* [Information provided]:
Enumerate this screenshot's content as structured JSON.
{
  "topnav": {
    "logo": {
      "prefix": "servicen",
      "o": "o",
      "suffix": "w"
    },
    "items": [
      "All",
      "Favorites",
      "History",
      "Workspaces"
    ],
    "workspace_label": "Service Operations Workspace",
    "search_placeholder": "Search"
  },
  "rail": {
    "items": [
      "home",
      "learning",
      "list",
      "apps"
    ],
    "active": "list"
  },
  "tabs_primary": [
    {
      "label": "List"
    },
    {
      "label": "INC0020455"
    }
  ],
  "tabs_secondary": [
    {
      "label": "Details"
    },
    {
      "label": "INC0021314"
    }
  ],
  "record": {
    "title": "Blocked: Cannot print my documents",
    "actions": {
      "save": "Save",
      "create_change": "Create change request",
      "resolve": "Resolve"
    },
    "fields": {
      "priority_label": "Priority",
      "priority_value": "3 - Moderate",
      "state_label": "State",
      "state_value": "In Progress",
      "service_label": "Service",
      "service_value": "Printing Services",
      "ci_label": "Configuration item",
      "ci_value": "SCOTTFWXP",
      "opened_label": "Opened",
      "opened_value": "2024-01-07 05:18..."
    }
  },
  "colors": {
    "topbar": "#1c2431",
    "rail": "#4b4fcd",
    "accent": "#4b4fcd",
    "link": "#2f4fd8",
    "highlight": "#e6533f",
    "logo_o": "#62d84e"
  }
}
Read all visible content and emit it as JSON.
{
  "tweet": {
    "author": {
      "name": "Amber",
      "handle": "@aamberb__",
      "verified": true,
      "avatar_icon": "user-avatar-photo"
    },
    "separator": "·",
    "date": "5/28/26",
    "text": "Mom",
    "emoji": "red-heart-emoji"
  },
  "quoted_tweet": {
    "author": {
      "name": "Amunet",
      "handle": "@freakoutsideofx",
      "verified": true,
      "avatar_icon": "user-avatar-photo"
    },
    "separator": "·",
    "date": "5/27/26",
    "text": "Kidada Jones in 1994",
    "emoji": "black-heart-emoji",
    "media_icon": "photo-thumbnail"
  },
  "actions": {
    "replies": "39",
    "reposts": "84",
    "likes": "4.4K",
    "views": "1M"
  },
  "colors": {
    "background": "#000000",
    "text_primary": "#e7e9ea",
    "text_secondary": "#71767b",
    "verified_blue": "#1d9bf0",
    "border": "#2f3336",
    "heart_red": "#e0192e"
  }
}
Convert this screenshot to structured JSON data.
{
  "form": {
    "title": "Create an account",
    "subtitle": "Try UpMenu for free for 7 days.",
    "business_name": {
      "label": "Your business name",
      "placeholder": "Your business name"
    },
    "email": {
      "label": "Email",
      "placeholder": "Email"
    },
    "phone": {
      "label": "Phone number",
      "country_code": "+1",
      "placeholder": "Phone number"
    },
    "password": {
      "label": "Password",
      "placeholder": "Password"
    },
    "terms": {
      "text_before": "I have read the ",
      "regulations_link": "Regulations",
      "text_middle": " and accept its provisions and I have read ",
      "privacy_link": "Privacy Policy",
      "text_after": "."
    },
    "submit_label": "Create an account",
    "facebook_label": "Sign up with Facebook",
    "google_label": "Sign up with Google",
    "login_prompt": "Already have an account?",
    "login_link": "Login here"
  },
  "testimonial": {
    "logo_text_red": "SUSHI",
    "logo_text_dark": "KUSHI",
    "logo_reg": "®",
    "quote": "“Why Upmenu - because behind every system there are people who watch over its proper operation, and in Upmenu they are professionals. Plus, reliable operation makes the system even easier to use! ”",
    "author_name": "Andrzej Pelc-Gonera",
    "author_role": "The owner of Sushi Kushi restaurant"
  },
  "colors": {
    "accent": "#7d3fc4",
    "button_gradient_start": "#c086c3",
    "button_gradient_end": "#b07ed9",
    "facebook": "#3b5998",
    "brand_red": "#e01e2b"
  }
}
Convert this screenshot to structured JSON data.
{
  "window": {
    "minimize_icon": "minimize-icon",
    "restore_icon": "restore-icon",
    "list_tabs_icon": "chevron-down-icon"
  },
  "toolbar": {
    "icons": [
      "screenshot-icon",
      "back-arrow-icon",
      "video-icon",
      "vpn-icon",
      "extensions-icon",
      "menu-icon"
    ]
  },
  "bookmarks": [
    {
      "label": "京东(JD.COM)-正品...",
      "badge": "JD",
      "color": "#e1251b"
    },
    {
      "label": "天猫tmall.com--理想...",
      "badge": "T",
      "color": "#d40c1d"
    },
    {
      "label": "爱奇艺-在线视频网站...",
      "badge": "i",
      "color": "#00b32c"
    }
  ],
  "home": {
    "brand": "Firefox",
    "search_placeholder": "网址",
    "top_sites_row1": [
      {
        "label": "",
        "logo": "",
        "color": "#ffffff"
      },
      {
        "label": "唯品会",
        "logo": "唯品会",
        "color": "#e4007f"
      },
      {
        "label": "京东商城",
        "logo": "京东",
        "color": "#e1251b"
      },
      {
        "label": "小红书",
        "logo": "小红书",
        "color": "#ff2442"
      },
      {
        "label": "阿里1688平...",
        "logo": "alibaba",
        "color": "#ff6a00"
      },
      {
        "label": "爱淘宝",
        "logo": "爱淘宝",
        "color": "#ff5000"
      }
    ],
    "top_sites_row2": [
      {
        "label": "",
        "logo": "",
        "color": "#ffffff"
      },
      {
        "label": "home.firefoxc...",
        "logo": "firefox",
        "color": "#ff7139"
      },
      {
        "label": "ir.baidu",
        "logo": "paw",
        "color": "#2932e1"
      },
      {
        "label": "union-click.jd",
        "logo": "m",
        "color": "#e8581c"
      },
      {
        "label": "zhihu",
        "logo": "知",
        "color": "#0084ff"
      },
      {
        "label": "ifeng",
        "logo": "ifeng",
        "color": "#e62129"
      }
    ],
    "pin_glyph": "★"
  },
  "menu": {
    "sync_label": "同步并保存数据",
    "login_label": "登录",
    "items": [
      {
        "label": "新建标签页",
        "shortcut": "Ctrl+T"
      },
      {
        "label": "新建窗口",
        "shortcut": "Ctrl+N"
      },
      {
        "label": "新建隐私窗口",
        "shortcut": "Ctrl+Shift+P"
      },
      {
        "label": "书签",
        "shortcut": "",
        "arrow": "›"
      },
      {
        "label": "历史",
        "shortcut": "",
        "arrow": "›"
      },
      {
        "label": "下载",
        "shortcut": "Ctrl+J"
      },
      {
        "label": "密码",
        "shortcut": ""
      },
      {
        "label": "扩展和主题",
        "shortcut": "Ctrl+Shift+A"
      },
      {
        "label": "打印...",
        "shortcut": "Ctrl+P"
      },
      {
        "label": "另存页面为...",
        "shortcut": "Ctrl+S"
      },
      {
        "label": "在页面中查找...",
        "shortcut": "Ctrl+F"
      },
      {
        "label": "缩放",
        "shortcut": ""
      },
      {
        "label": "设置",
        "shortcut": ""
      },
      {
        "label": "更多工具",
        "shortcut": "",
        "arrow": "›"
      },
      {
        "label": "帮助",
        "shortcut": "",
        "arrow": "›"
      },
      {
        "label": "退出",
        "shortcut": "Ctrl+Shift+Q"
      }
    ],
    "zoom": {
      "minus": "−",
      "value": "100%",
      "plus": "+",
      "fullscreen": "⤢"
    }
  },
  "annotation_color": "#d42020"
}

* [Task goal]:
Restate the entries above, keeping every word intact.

* [Solution]:
Enumerate this screenshot's content as structured JSON.
{
  "topnav": {
    "logo": {
      "prefix": "servicen",
      "o": "o",
      "suffix": "w"
    },
    "items": [
      "All",
      "Favorites",
      "History",
      "Workspaces"
    ],
    "workspace_label": "Service Operations Workspace",
    "search_placeholder": "Search"
  },
  "rail": {
    "items": [
      "home",
      "learning",
      "list",
      "apps"
    ],
    "active": "list"
  },
  "tabs_primary": [
    {
      "label": "List"
    },
    {
      "label": "INC0020455"
    }
  ],
  "tabs_secondary": [
    {
      "label": "Details"
    },
    {
      "label": "INC0021314"
    }
  ],
  "record": {
    "title": "Blocked: Cannot print my documents",
    "actions": {
      "save": "Save",
      "create_change": "Create change request",
      "resolve": "Resolve"
    },
    "fields": {
      "priority_label": "Priority",
      "priority_value": "3 - Moderate",
      "state_label": "State",
      "state_value": "In Progress",
      "service_label": "Service",
      "service_value": "Printing Services",
      "ci_label": "Configuration item",
      "ci_value": "SCOTTFWXP",
      "opened_label": "Opened",
      "opened_value": "2024-01-07 05:18..."
    }
  },
  "colors": {
    "topbar": "#1c2431",
    "rail": "#4b4fcd",
    "accent": "#4b4fcd",
    "link": "#2f4fd8",
    "highlight": "#e6533f",
    "logo_o": "#62d84e"
  }
}
Read all visible content and emit it as JSON.
{
  "tweet": {
    "author": {
      "name": "Amber",
      "handle": "@aamberb__",
      "verified": true,
      "avatar_icon": "user-avatar-photo"
    },
    "separator": "·",
    "date": "5/28/26",
    "text": "Mom",
    "emoji": "red-heart-emoji"
  },
  "quoted_tweet": {
    "author": {
      "name": "Amunet",
      "handle": "@freakoutsideofx",
      "verified": true,
      "avatar_icon": "user-avatar-photo"
    },
    "separator": "·",
    "date": "5/27/26",
    "text": "Kidada Jones in 1994",
    "emoji": "black-heart-emoji",
    "media_icon": "photo-thumbnail"
  },
  "actions": {
    "replies": "39",
    "reposts": "84",
    "likes": "4.4K",
    "views": "1M"
  },
  "colors": {
    "background": "#000000",
    "text_primary": "#e7e9ea",
    "text_secondary": "#71767b",
    "verified_blue": "#1d9bf0",
    "border": "#2f3336",
    "heart_red": "#e0192e"
  }
}
Convert this screenshot to structured JSON data.
{
  "form": {
    "title": "Create an account",
    "subtitle": "Try UpMenu for free for 7 days.",
    "business_name": {
      "label": "Your business name",
      "placeholder": "Your business name"
    },
    "email": {
      "label": "Email",
      "placeholder": "Email"
    },
    "phone": {
      "label": "Phone number",
      "country_code": "+1",
      "placeholder": "Phone number"
    },
    "password": {
      "label": "Password",
      "placeholder": "Password"
    },
    "terms": {
      "text_before": "I have read the ",
      "regulations_link": "Regulations",
      "text_middle": " and accept its provisions and I have read ",
      "privacy_link": "Privacy Policy",
      "text_after": "."
    },
    "submit_label": "Create an account",
    "facebook_label": "Sign up with Facebook",
    "google_label": "Sign up with Google",
    "login_prompt": "Already have an account?",
    "login_link": "Login here"
  },
  "testimonial": {
    "logo_text_red": "SUSHI",
    "logo_text_dark": "KUSHI",
    "logo_reg": "®",
    "quote": "“Why Upmenu - because behind every system there are people who watch over its proper operation, and in Upmenu they are professionals. Plus, reliable operation makes the system even easier to use! ”",
    "author_name": "Andrzej Pelc-Gonera",
    "author_role": "The owner of Sushi Kushi restaurant"
  },
  "colors": {
    "accent": "#7d3fc4",
    "button_gradient_start": "#c086c3",
    "button_gradient_end": "#b07ed9",
    "facebook": "#3b5998",
    "brand_red": "#e01e2b"
  }
}
Convert this screenshot to structured JSON data.
{
  "window": {
    "minimize_icon": "minimize-icon",
    "restore_icon": "restore-icon",
    "list_tabs_icon": "chevron-down-icon"
  },
  "toolbar": {
    "icons": [
      "screenshot-icon",
      "back-arrow-icon",
      "video-icon",
      "vpn-icon",
      "extensions-icon",
      "menu-icon"
    ]
  },
  "bookmarks": [
    {
      "label": "京东(JD.COM)-正品...",
      "badge": "JD",
      "color": "#e1251b"
    },
    {
      "label": "天猫tmall.com--理想...",
      "badge": "T",
      "color": "#d40c1d"
    },
    {
      "label": "爱奇艺-在线视频网站...",
      "badge": "i",
      "color": "#00b32c"
    }
  ],
  "home": {
    "brand": "Firefox",
    "search_placeholder": "网址",
    "top_sites_row1": [
      {
        "label": "",
        "logo": "",
        "color": "#ffffff"
      },
      {
        "label": "唯品会",
        "logo": "唯品会",
        "color": "#e4007f"
      },
      {
        "label": "京东商城",
        "logo": "京东",
        "color": "#e1251b"
      },
      {
        "label": "小红书",
        "logo": "小红书",
        "color": "#ff2442"
      },
      {
        "label": "阿里1688平...",
        "logo": "alibaba",
        "color": "#ff6a00"
      },
      {
        "label": "爱淘宝",
        "logo": "爱淘宝",
        "color": "#ff5000"
      }
    ],
    "top_sites_row2": [
      {
        "label": "",
        "logo": "",
        "color": "#ffffff"
      },
      {
        "label": "home.firefoxc...",
        "logo": "firefox",
        "color": "#ff7139"
      },
      {
        "label": "ir.baidu",
        "logo": "paw",
        "color": "#2932e1"
      },
      {
        "label": "union-click.jd",
        "logo": "m",
        "color": "#e8581c"
      },
      {
        "label": "zhihu",
        "logo": "知",
        "color": "#0084ff"
      },
      {
        "label": "ifeng",
        "logo": "ifeng",
        "color": "#e62129"
      }
    ],
    "pin_glyph": "★"
  },
  "menu": {
    "sync_label": "同步并保存数据",
    "login_label": "登录",
    "items": [
      {
        "label": "新建标签页",
        "shortcut": "Ctrl+T"
      },
      {
        "label": "新建窗口",
        "shortcut": "Ctrl+N"
      },
      {
        "label": "新建隐私窗口",
        "shortcut": "Ctrl+Shift+P"
      },
      {
        "label": "书签",
        "shortcut": "",
        "arrow": "›"
      },
      {
        "label": "历史",
        "shortcut": "",
        "arrow": "›"
      },
      {
        "label": "下载",
        "shortcut": "Ctrl+J"
      },
      {
        "label": "密码",
        "shortcut": ""
      },
      {
        "label": "扩展和主题",
        "shortcut": "Ctrl+Shift+A"
      },
      {
        "label": "打印...",
        "shortcut": "Ctrl+P"
      },
      {
        "label": "另存页面为...",
        "shortcut": "Ctrl+S"
      },
      {
        "label": "在页面中查找...",
        "shortcut": "Ctrl+F"
      },
      {
        "label": "缩放",
        "shortcut": ""
      },
      {
        "label": "设置",
        "shortcut": ""
      },
      {
        "label": "更多工具",
        "shortcut": "",
        "arrow": "›"
      },
      {
        "label": "帮助",
        "shortcut": "",
        "arrow": "›"
      },
      {
        "label": "退出",
        "shortcut": "Ctrl+Shift+Q"
      }
    ],
    "zoom": {
      "minus": "−",
      "value": "100%",
      "plus": "+",
      "fullscreen": "⤢"
    }
  },
  "annotation_color": "#d42020"
}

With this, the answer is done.